Vik Kirsch, Mercury staff
GUELPH — A program that supplies clean needles to local intravenous drug users in exchange for used ones is on course to distribute thousands of additional syringes this year.
The needle-exchange program of the Wellington-Dufferin-Guelph Public Health unit issued almost 28,900 needles between January and June. It expects that will translate into between 7,000 and 8,000 more needles being provided by the end of this year than the 50,000 that were given out in 2009 to 1,019 clients, public health adult and clinical services program manager Rosalyn LaRochelle said.
The program also took in more than 20,200 used needles from January through June, a trend that’s also on the rise, LaRochelle said.
Both trends, which local officials say is also being reflected at other Ontario needle-exchange programs, should be regarded as positives, said Wellington Guelph Drug Strategy Committee interim co-ordinator Lindsay Klassen.
“We really recognize they’re reducing infection,” Klassen said, referring to risks such as blood-borne HIV-AIDS and hepatitis C from sharing dirty hypodermic needles.

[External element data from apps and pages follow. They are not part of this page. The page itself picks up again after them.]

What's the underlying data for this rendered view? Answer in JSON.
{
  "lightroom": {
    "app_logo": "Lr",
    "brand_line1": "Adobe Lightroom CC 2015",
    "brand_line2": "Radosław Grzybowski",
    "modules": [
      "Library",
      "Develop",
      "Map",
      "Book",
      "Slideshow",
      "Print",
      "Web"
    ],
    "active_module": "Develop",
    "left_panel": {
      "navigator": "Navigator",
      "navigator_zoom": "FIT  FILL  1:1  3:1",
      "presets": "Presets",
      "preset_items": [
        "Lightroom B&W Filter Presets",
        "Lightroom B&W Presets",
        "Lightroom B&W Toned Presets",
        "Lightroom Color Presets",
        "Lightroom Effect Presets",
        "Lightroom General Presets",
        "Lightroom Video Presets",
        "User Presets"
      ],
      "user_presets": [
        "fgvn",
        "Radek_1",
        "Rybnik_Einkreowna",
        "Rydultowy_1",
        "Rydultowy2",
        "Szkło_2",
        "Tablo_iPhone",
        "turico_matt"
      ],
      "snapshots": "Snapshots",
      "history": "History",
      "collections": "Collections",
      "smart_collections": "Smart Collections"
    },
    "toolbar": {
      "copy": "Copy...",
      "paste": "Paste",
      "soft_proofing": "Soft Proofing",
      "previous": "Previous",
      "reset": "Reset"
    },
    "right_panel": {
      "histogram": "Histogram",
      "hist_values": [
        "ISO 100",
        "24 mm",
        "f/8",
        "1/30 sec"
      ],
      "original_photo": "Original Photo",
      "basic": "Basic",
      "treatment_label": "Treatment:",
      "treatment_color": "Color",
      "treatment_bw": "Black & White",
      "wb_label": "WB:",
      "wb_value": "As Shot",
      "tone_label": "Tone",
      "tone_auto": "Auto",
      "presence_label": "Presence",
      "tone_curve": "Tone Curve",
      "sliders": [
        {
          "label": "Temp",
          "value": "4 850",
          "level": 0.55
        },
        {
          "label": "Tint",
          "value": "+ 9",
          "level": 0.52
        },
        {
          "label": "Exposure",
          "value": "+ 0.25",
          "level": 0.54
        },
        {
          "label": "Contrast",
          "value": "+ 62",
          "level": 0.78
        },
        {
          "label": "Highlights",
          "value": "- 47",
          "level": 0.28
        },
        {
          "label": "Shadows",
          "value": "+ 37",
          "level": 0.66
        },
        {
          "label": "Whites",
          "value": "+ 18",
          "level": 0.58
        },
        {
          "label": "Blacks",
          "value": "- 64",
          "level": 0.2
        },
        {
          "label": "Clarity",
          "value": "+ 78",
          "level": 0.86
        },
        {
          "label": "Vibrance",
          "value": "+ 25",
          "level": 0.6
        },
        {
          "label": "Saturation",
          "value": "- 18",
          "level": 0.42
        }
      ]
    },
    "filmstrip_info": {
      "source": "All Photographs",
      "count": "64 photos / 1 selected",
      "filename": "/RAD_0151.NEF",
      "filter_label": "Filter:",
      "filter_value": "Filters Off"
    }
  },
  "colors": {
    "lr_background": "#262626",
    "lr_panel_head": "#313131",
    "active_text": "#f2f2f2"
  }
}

But this program, which is funded by the health unit and operated by the AIDS Committee of Guelph and Wellington County, isn’t a panacea, she warned.
“It doesn’t reduce all the harms,” Klassen said, adding shooting up street drugs still comes with the risk of drug overdose or other detrimental health effects on the body from introducing foreign substances into the blood.
Wellington-Dufferin-Guelph Public Health, through the Ontario Harm Reduction Distribution Program, funds needles and related supplies, including tourniquets, vitamin C, spoons, cotton balls and sterile water for intravenous drug users.
They needles are intended to be used once and returned to the health unit. “That’s what we hope,” LaRochelle said.
There’s also hope that supplying intravenous drug users with the clean paraphernalia they need not only reduces the spread of disease, but builds a relationship with health professionals that offers a bridge to abstinence once addicts reach that point.
“It allows us to be connected with those people,” she said. “You can get them toward a level of recovery.”
Overall, she sees it as the best approach to the troubling reality of this form of drug addiction.
“I’m comfortable with the approach,” LaRochelle said.
The AIDS committee’s harm reduction outreach co-ordinator, Natalie Basaraba, sees it as a good way to lessen the spread of illness. When needle exchange is dropped from a community, infection rates climb, she said.
“Prevention is certainly cheaper than treatment,” she continued, citing the medical costs of AIDS of more than $400,000 a year per person. There’s also the significant humanitarian aspect of harm reduction, she stressed.
Who are those injecting drugs? LaRochelle said they tend to be baby boomers more than 20-somethings. “That’s the biggest group coming for the service.”
Generally speaking, the drugs of choice for Ontarians are opiates, such as morphine, cocaine and amphetamines, Klassen said. In Guelph, the most common are heroin and oxycodone, the active ingredient in a prescription drug that can be crushed, liquefied and injected.
Prescription opiates, in fact, are increasingly finding their way onto the local black market, she added.